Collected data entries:
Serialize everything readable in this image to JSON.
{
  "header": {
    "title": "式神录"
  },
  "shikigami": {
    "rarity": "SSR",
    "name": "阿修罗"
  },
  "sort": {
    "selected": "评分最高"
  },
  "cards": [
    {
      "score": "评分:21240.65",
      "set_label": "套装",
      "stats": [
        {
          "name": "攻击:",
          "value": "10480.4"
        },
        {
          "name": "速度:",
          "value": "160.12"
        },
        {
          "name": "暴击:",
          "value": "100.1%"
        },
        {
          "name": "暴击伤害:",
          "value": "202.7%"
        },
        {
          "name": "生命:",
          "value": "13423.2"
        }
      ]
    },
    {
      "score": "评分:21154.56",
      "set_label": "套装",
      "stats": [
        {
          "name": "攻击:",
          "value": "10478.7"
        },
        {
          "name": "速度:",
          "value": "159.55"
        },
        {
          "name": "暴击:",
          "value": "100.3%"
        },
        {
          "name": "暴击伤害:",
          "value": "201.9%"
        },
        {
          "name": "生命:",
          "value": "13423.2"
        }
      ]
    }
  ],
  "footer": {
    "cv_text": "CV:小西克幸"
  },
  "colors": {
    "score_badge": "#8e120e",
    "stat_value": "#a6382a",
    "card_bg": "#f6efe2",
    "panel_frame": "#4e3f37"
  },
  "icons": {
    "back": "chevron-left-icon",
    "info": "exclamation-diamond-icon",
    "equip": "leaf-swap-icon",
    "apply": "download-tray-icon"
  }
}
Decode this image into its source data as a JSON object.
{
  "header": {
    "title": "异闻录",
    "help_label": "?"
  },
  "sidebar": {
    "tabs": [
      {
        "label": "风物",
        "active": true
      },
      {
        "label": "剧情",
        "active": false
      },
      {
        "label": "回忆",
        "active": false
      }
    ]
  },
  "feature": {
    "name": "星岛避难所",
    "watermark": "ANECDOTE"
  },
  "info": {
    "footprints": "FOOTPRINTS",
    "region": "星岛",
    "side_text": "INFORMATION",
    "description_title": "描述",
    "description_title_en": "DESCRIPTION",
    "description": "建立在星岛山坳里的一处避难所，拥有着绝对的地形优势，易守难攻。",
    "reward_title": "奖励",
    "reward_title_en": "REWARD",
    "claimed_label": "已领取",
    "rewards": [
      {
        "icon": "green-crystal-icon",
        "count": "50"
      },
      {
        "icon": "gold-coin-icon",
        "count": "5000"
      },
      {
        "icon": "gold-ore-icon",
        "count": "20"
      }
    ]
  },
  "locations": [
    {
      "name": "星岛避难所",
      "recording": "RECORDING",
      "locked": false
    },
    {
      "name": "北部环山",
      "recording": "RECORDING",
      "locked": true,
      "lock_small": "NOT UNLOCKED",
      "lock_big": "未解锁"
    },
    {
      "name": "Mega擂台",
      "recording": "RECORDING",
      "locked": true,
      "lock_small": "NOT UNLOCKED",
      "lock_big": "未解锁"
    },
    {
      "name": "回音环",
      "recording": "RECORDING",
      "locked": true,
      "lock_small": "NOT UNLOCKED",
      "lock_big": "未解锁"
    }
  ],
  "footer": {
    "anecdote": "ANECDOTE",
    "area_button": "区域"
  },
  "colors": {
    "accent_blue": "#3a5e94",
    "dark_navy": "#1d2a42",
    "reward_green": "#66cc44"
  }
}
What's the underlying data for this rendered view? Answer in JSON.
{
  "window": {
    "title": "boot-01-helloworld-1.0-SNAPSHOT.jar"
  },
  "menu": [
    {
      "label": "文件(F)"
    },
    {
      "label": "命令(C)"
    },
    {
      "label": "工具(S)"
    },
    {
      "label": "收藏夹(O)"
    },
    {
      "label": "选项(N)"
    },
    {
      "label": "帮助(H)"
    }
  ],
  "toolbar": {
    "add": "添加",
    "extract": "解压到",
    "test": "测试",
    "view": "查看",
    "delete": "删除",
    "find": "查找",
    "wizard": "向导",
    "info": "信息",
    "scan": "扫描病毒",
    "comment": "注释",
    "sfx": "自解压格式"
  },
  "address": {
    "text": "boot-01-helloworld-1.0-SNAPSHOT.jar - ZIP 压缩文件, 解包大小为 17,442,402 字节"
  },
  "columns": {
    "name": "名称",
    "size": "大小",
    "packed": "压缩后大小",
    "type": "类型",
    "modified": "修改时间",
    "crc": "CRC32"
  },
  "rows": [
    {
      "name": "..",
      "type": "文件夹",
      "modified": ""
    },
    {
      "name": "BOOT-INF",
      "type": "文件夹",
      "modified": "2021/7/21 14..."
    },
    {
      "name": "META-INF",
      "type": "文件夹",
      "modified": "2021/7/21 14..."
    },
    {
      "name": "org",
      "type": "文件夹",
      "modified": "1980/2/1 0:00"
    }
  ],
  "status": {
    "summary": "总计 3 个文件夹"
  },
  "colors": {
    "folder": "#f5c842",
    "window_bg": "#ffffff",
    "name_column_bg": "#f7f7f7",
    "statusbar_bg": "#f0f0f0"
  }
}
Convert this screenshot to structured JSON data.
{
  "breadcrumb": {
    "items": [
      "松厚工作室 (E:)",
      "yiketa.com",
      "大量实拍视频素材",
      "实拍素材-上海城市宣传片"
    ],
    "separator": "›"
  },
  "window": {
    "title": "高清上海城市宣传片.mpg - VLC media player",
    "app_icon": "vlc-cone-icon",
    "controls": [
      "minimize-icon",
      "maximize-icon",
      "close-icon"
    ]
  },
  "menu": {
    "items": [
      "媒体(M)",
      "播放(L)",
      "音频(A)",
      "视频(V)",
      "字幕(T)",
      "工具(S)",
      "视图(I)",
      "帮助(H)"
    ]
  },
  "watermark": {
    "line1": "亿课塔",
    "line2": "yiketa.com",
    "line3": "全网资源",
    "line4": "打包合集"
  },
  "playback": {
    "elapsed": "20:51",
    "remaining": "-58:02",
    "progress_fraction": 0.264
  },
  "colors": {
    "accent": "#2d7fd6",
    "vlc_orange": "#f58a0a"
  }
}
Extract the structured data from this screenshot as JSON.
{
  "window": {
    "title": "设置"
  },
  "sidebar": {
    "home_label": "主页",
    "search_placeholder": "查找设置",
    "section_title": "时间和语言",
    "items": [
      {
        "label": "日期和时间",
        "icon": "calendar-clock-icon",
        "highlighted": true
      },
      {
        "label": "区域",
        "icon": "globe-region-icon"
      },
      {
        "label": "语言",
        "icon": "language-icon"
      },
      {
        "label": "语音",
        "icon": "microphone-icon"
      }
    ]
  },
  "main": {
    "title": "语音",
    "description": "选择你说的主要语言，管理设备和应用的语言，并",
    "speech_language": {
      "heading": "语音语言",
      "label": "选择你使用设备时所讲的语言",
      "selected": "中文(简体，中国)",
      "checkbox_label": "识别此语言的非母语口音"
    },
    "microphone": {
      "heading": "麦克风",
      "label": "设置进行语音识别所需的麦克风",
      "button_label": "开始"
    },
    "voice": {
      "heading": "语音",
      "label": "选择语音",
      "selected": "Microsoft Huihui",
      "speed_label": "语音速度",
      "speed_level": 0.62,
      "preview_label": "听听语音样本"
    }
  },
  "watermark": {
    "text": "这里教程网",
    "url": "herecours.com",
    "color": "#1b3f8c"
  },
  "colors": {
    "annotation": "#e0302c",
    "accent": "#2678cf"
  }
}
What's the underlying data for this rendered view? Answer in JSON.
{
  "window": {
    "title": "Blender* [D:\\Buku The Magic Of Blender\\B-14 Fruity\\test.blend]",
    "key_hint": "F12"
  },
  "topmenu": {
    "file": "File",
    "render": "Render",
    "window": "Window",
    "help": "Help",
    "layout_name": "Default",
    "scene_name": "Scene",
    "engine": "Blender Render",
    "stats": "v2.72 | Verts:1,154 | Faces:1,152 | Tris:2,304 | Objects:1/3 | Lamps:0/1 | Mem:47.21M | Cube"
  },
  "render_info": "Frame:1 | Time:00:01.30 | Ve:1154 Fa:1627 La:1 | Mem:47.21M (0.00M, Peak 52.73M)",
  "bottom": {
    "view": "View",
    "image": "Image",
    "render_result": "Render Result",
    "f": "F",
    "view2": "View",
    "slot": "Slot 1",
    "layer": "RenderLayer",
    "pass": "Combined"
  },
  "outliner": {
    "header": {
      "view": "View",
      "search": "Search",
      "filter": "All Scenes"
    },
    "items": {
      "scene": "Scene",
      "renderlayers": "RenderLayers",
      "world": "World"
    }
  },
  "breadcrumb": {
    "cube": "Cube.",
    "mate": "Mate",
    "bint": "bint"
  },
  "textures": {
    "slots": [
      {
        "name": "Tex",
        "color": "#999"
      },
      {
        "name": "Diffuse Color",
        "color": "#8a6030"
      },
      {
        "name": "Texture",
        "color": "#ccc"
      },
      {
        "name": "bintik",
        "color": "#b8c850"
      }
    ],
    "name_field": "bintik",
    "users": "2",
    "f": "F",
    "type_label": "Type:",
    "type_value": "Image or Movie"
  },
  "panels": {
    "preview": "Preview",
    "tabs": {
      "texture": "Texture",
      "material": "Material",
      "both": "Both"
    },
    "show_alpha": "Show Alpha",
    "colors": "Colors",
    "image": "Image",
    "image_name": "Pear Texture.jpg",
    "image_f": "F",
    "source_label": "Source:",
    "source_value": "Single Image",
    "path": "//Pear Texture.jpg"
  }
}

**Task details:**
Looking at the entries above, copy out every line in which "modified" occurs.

**Written solution:**
    "modified": "修改时间",
      "modified": ""
      "modified": "2021/7/21 14..."
      "modified": "2021/7/21 14..."
      "modified": "1980/2/1 0:00"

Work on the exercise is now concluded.